== Segment start ==

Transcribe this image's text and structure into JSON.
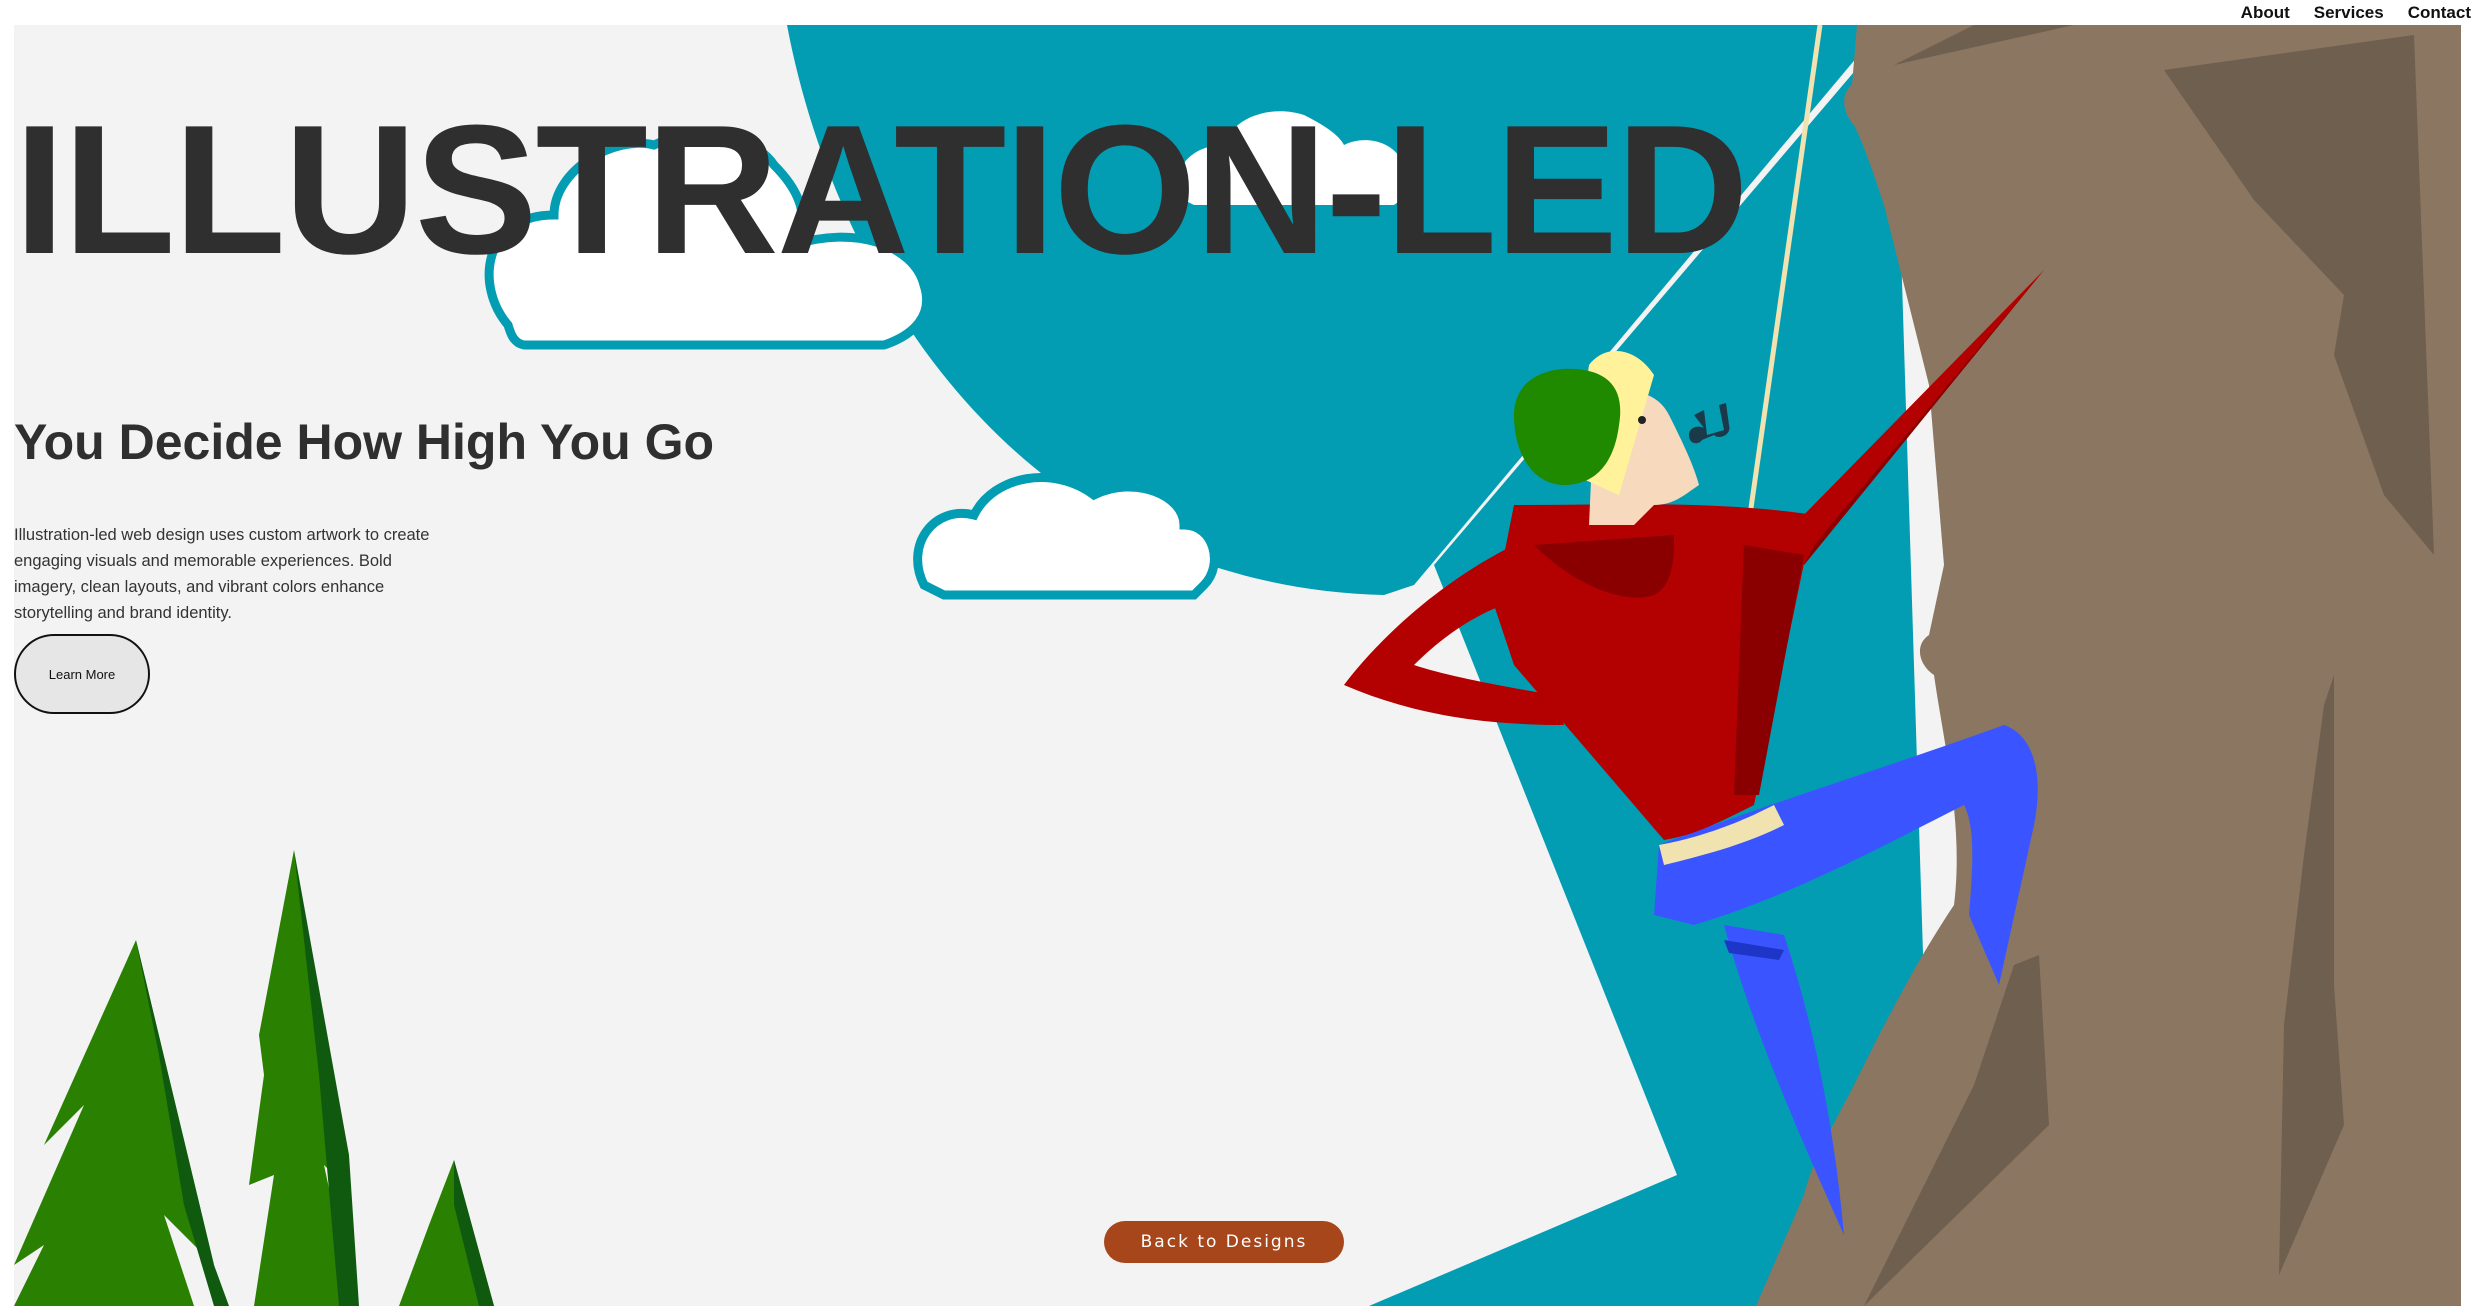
{
  "nav": {
    "about": "About",
    "services": "Services",
    "contact": "Contact"
  },
  "hero": {
    "title": "ILLUSTRATION-LED",
    "subtitle": "You Decide How High You Go",
    "description": "Illustration-led web design uses custom artwork to create engaging visuals and memorable experiences. Bold imagery, clean layouts, and vibrant colors enhance storytelling and brand identity.",
    "cta_label": "Learn More"
  },
  "footer": {
    "back_label": "Back to Designs"
  },
  "illustration": {
    "sky_color": "#039db3",
    "rock_color": "#8b7661",
    "rock_shadow_color": "#6f5f4f",
    "tree_color": "#2a8000",
    "sweater_color": "#b30000",
    "pants_color": "#3a55ff",
    "hat_color": "#1f8a00",
    "rope_color": "#f0e3b0",
    "cloud_color": "#ffffff",
    "accent_button_color": "#a8461b"
  }
}
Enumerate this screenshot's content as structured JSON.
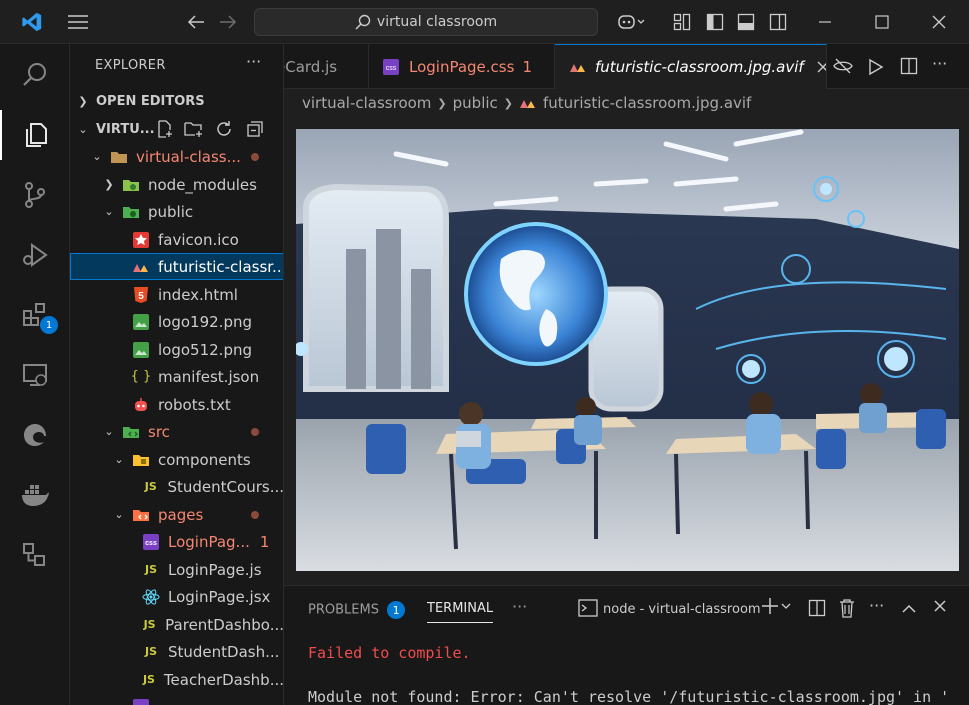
{
  "titlebar": {
    "search_text": "virtual classroom"
  },
  "activitybar": {
    "extensions_badge": "1"
  },
  "sidebar": {
    "header": "EXPLORER",
    "more": "···",
    "open_editors": "OPEN EDITORS",
    "workspace": "VIRTU...",
    "items": [
      {
        "label": "virtual-class...",
        "icon": "folder-open-icon"
      },
      {
        "label": "node_modules",
        "icon": "folder-node-icon"
      },
      {
        "label": "public",
        "icon": "folder-public-icon"
      },
      {
        "label": "favicon.ico",
        "icon": "star-icon"
      },
      {
        "label": "futuristic-classr...",
        "icon": "image-avif-icon"
      },
      {
        "label": "index.html",
        "icon": "html5-icon"
      },
      {
        "label": "logo192.png",
        "icon": "image-icon"
      },
      {
        "label": "logo512.png",
        "icon": "image-icon"
      },
      {
        "label": "manifest.json",
        "icon": "json-braces-icon"
      },
      {
        "label": "robots.txt",
        "icon": "robot-icon"
      },
      {
        "label": "src",
        "icon": "folder-src-icon"
      },
      {
        "label": "components",
        "icon": "folder-components-icon"
      },
      {
        "label": "StudentCours...",
        "icon": "js-icon"
      },
      {
        "label": "pages",
        "icon": "folder-pages-icon"
      },
      {
        "label": "LoginPag...",
        "icon": "css-icon",
        "count": "1"
      },
      {
        "label": "LoginPage.js",
        "icon": "js-icon"
      },
      {
        "label": "LoginPage.jsx",
        "icon": "react-icon"
      },
      {
        "label": "ParentDashbo...",
        "icon": "js-icon"
      },
      {
        "label": "StudentDash...",
        "icon": "js-icon"
      },
      {
        "label": "TeacherDashb...",
        "icon": "js-icon"
      }
    ]
  },
  "tabs": [
    {
      "label": "eCard.js",
      "icon": "js-icon"
    },
    {
      "label": "LoginPage.css",
      "count": "1",
      "icon": "css-icon"
    },
    {
      "label": "futuristic-classroom.jpg.avif",
      "icon": "image-avif-icon"
    }
  ],
  "breadcrumb": [
    "virtual-classroom",
    "public",
    "futuristic-classroom.jpg.avif"
  ],
  "panel": {
    "problems_label": "PROBLEMS",
    "problems_count": "1",
    "terminal_label": "TERMINAL",
    "more": "···",
    "terminal_name": "node - virtual-classroom",
    "lines": [
      "Failed to compile.",
      "Module not found: Error: Can't resolve '/futuristic-classroom.jpg' in '"
    ]
  },
  "icon_labels": {
    "js": "JS",
    "css": "css",
    "html": "5",
    "json": "{ }",
    "avif": "AVIF"
  },
  "colors": {
    "accent": "#0078d4",
    "error_text": "#f48771",
    "js_yellow": "#cbcb41",
    "css_purple": "#7a40c4"
  }
}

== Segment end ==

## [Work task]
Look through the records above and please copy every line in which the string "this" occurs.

## [Task answer]
Transcribe this image's text and structure into JSON.
Enumerate this screenshot's content as structured JSON.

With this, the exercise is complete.